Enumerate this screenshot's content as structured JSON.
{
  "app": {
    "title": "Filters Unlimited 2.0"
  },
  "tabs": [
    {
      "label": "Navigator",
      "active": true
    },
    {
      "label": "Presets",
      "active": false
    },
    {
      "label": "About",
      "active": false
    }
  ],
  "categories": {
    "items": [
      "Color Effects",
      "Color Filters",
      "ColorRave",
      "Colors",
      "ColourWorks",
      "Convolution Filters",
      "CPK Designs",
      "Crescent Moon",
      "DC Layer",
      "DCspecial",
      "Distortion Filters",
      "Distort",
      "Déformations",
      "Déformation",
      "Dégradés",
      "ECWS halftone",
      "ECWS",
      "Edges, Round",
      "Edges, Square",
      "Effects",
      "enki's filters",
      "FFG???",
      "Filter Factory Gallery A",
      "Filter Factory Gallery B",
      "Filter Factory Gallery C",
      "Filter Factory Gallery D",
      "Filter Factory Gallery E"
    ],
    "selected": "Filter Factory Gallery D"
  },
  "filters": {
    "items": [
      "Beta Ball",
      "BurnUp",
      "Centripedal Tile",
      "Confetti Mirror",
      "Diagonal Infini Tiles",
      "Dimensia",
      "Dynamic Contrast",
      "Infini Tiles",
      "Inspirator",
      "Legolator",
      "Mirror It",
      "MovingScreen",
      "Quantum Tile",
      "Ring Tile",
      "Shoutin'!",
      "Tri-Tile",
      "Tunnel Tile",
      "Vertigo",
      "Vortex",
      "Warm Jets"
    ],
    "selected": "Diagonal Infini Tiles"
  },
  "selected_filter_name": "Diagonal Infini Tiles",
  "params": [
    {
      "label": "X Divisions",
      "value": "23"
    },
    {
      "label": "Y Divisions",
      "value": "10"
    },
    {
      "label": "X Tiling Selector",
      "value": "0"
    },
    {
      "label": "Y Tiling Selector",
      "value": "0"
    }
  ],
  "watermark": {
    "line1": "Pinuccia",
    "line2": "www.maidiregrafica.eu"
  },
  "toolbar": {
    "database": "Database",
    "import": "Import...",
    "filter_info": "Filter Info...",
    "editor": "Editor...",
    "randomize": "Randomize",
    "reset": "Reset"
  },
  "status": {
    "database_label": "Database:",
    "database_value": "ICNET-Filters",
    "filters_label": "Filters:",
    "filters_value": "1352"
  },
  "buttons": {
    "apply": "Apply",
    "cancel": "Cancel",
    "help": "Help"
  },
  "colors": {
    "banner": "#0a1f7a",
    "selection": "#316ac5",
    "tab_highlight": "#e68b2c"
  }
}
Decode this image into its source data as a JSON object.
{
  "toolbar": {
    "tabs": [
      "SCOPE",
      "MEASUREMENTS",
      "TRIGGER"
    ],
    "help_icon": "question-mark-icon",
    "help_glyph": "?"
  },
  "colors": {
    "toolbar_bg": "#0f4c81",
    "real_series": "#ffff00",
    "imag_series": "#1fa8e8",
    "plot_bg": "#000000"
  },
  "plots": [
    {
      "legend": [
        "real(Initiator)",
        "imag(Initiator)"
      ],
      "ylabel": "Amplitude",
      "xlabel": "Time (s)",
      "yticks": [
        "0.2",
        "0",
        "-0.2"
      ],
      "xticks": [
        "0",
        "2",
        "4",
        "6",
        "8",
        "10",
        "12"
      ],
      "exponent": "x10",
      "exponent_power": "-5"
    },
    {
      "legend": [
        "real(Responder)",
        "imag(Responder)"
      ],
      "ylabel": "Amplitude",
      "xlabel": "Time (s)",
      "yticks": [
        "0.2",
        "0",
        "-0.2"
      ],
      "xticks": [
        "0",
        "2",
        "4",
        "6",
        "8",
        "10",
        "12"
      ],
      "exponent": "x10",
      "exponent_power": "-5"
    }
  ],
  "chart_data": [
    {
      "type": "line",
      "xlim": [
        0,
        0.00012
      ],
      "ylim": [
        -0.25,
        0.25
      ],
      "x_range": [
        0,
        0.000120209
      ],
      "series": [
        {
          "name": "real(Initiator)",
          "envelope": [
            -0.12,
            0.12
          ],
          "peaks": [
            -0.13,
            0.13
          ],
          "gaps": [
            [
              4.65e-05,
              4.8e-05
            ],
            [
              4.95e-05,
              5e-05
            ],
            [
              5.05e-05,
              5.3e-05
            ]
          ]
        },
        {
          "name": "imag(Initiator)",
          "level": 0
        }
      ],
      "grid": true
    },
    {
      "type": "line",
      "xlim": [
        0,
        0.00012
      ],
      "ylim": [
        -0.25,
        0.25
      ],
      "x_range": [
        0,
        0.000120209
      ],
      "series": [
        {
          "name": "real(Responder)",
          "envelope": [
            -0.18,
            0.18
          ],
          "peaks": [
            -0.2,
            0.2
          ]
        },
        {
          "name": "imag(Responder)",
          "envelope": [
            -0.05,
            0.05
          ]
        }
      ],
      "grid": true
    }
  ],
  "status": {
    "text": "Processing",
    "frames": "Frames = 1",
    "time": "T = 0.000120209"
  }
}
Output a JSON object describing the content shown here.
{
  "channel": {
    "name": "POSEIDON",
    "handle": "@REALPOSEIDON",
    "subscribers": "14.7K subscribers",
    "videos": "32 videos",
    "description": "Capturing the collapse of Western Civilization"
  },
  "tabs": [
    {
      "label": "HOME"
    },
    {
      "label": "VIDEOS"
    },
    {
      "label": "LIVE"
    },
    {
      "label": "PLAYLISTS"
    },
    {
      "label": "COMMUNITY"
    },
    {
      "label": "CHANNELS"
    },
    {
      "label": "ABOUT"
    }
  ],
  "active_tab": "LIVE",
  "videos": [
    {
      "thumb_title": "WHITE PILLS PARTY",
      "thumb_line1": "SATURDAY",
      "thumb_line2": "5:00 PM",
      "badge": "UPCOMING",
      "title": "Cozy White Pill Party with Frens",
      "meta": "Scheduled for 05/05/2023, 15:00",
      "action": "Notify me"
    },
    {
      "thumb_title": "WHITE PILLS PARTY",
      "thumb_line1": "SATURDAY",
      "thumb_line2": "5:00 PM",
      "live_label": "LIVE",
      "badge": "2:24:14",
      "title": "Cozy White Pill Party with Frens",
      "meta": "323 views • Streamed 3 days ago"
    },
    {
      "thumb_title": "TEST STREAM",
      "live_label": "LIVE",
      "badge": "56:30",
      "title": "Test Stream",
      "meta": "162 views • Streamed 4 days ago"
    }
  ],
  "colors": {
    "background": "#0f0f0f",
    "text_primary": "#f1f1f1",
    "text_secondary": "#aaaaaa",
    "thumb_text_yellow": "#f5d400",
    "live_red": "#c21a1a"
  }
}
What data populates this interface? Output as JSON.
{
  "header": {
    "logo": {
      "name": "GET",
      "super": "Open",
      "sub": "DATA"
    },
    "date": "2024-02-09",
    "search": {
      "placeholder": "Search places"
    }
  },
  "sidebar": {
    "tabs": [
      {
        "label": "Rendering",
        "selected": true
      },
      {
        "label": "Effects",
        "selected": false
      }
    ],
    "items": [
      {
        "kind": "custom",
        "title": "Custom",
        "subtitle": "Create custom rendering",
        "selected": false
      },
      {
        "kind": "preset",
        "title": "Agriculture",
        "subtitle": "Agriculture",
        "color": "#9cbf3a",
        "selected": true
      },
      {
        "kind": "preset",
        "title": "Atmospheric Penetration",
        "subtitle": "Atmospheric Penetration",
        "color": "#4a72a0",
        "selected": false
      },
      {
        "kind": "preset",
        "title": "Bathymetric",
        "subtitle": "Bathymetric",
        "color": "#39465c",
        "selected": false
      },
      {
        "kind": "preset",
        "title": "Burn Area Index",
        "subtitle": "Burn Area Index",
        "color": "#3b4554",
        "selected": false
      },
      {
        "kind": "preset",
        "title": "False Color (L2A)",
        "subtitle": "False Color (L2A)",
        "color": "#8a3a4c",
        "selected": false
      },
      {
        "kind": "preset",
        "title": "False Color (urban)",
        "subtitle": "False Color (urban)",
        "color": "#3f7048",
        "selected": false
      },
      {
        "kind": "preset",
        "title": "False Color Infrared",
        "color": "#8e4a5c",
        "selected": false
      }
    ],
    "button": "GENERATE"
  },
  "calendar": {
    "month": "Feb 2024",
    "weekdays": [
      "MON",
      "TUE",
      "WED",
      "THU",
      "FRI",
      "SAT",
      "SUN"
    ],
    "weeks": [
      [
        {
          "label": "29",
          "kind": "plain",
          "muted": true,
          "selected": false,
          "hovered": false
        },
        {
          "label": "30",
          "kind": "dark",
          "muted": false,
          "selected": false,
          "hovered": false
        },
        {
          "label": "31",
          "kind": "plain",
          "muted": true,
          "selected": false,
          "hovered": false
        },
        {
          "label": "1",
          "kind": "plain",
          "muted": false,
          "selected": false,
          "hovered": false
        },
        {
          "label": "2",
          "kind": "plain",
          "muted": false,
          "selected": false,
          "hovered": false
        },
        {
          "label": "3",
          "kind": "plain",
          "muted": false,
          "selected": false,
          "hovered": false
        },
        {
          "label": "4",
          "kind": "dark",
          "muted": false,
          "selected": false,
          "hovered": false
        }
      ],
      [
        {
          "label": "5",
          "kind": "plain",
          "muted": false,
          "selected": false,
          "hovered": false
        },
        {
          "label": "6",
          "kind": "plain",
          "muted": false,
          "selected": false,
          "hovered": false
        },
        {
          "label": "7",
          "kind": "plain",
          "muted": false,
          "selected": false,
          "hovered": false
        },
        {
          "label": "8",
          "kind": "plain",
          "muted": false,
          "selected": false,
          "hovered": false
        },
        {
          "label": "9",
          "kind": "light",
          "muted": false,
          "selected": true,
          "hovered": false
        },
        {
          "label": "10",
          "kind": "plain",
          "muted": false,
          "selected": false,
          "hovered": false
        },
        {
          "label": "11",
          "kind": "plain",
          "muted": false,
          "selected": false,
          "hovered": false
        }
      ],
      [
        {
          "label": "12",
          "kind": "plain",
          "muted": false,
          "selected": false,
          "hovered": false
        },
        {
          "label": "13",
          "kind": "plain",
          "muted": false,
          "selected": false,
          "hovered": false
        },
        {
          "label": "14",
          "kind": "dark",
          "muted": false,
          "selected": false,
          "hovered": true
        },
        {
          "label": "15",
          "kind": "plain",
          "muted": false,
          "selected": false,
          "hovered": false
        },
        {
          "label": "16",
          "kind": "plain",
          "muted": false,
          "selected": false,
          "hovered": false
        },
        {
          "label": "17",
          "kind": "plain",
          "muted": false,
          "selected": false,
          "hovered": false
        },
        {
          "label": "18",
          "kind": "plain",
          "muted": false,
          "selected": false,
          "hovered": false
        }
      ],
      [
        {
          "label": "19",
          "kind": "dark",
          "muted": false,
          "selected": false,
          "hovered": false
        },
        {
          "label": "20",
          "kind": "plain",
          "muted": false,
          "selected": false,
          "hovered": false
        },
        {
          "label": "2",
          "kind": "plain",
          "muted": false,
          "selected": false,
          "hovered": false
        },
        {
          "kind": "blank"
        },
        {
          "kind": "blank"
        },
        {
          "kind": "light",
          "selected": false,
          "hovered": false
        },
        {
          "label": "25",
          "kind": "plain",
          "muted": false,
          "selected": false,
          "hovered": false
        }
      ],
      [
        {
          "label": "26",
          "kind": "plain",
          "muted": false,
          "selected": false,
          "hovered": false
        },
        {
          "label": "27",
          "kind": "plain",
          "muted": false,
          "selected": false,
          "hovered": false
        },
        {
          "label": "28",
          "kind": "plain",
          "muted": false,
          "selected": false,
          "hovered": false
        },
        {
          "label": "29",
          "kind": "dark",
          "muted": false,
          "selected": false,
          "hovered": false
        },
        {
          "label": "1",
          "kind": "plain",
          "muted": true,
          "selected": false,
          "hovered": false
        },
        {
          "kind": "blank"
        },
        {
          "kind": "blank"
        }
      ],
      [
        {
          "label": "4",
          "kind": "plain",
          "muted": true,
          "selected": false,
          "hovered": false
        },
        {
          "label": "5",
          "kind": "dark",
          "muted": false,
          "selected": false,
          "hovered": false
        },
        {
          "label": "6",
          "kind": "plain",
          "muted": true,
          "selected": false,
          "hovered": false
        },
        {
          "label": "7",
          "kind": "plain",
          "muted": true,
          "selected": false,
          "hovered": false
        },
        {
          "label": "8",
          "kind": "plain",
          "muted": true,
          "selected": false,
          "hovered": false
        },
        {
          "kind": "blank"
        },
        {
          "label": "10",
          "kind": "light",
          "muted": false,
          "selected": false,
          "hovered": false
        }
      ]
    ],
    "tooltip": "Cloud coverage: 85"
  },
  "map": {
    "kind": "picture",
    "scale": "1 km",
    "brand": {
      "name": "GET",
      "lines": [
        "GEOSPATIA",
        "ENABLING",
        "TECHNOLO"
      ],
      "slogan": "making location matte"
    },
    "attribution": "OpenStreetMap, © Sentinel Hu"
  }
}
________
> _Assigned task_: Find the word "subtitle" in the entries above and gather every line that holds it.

> _Output of the exercise_:
        "subtitle": "Create custom rendering",
        "subtitle": "Agriculture",
        "subtitle": "Atmospheric Penetration",
        "subtitle": "Bathymetric",
        "subtitle": "Burn Area Index",
        "subtitle": "False Color (L2A)",
        "subtitle": "False Color (urban)",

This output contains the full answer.